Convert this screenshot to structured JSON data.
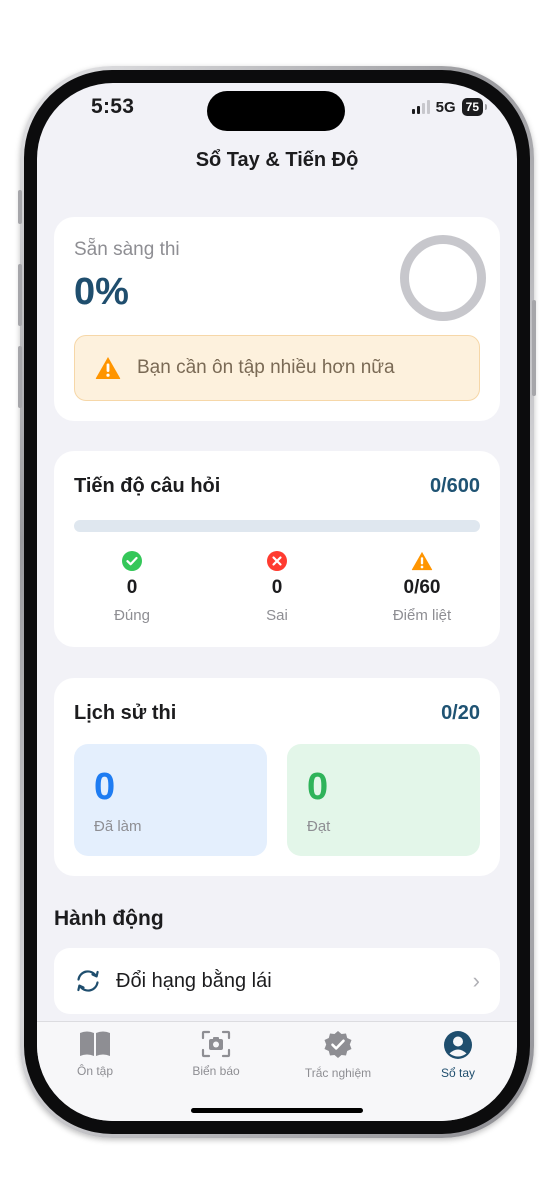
{
  "status_bar": {
    "time": "5:53",
    "network": "5G",
    "battery": "75"
  },
  "header": {
    "title": "Sổ Tay & Tiến Độ"
  },
  "readiness": {
    "label": "Sẵn sàng thi",
    "value": "0%",
    "progress_fraction": 0,
    "warning": "Bạn cần ôn tập nhiều hơn nữa"
  },
  "question_progress": {
    "title": "Tiến độ câu hỏi",
    "count": "0/600",
    "progress_fraction": 0,
    "stats": [
      {
        "icon": "check-circle-icon",
        "value": "0",
        "label": "Đúng",
        "color": "#34c759"
      },
      {
        "icon": "x-circle-icon",
        "value": "0",
        "label": "Sai",
        "color": "#ff3b30"
      },
      {
        "icon": "warning-triangle-icon",
        "value": "0/60",
        "label": "Điểm liệt",
        "color": "#ff9500"
      }
    ]
  },
  "exam_history": {
    "title": "Lịch sử thi",
    "count": "0/20",
    "done": {
      "value": "0",
      "label": "Đã làm",
      "color": "#1e7cf2",
      "background": "#e4effd"
    },
    "passed": {
      "value": "0",
      "label": "Đạt",
      "color": "#2fb35a",
      "background": "#e3f6e9"
    }
  },
  "actions": {
    "title": "Hành động",
    "items": [
      {
        "icon": "refresh-icon",
        "label": "Đổi hạng bằng lái"
      }
    ]
  },
  "tabs": [
    {
      "icon": "book-icon",
      "label": "Ôn tập",
      "active": false
    },
    {
      "icon": "camera-frame-icon",
      "label": "Biển báo",
      "active": false
    },
    {
      "icon": "badge-check-icon",
      "label": "Trắc nghiệm",
      "active": false
    },
    {
      "icon": "profile-icon",
      "label": "Sổ tay",
      "active": true
    }
  ],
  "colors": {
    "accent": "#1f4e6e",
    "warning": "#ff9500",
    "background": "#f2f2f7"
  }
}
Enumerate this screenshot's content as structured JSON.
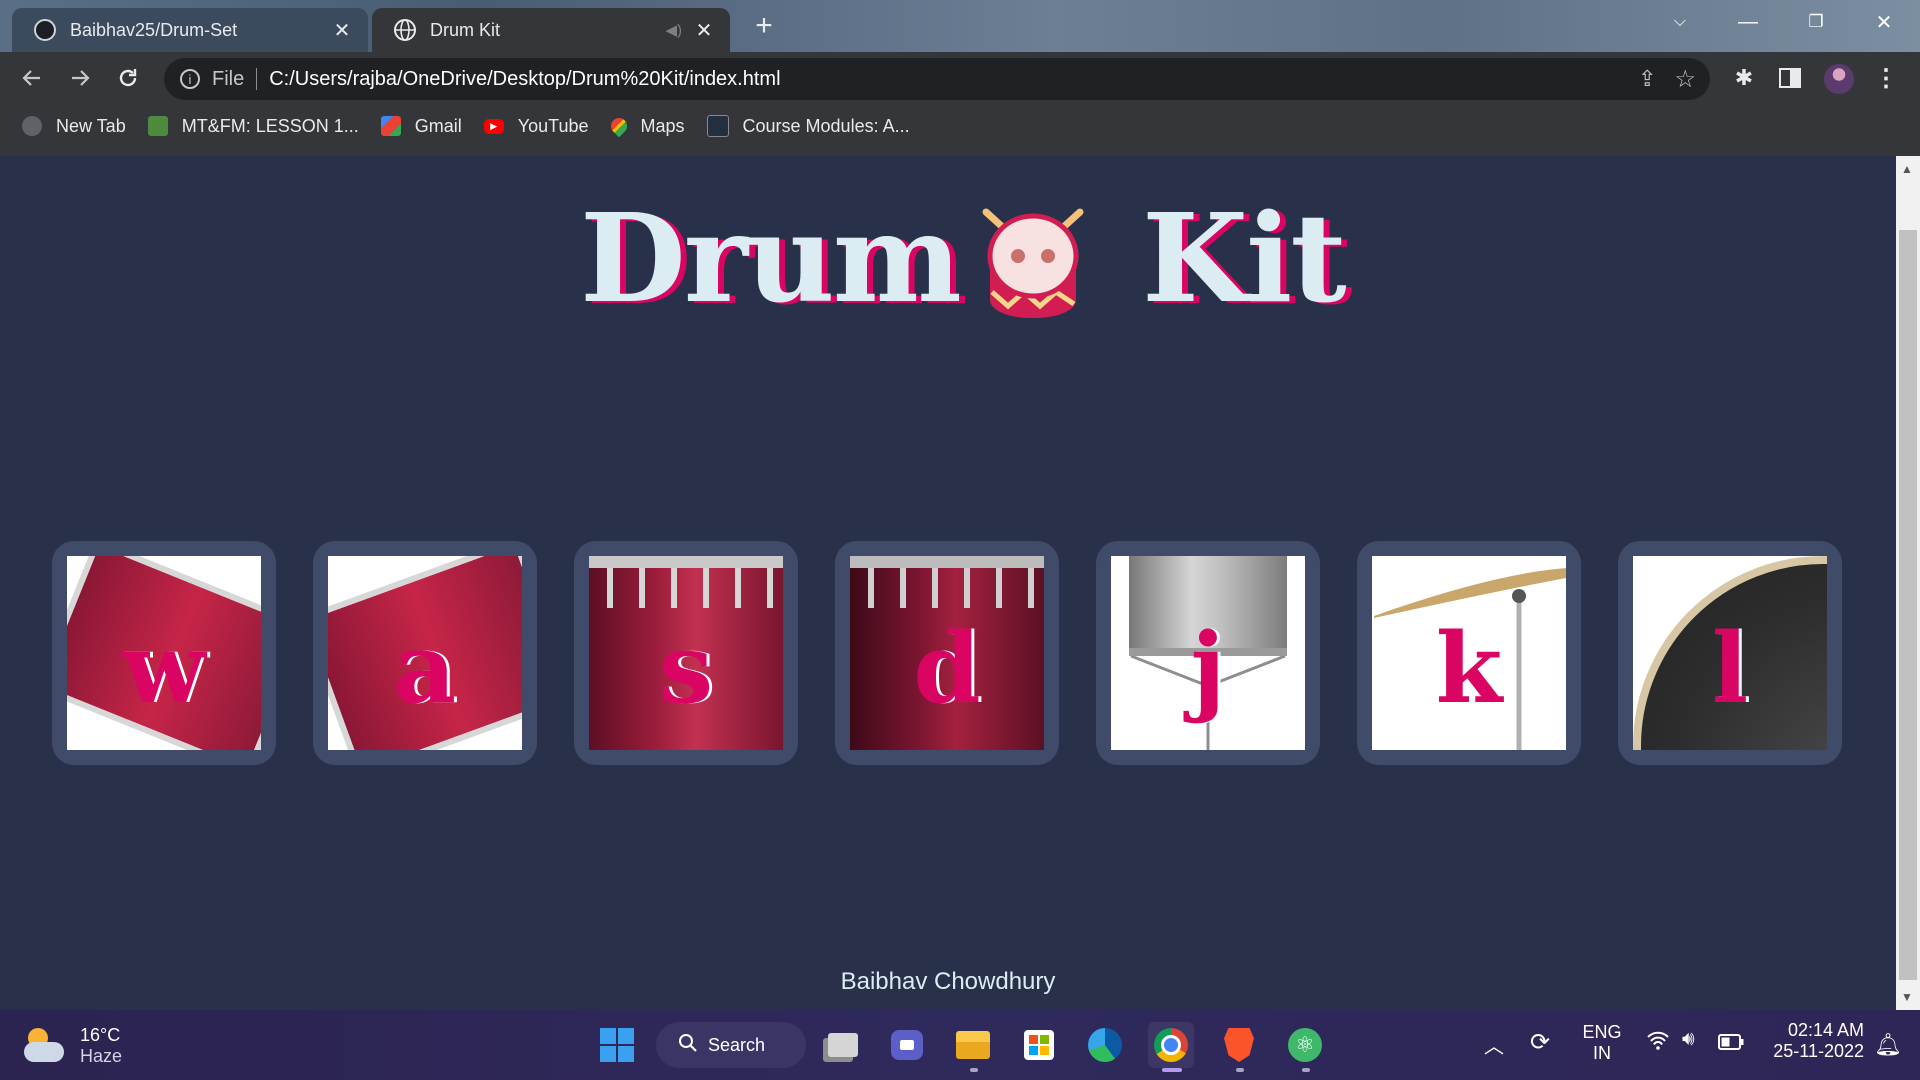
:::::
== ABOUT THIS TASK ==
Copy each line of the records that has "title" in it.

== FINISHED EXERCISE ==
    "title": "Sổ Tay & Tiến Độ"
    "title": "Tiến độ câu hỏi",
    "title": "Lịch sử thi",
    "title": "Hành động",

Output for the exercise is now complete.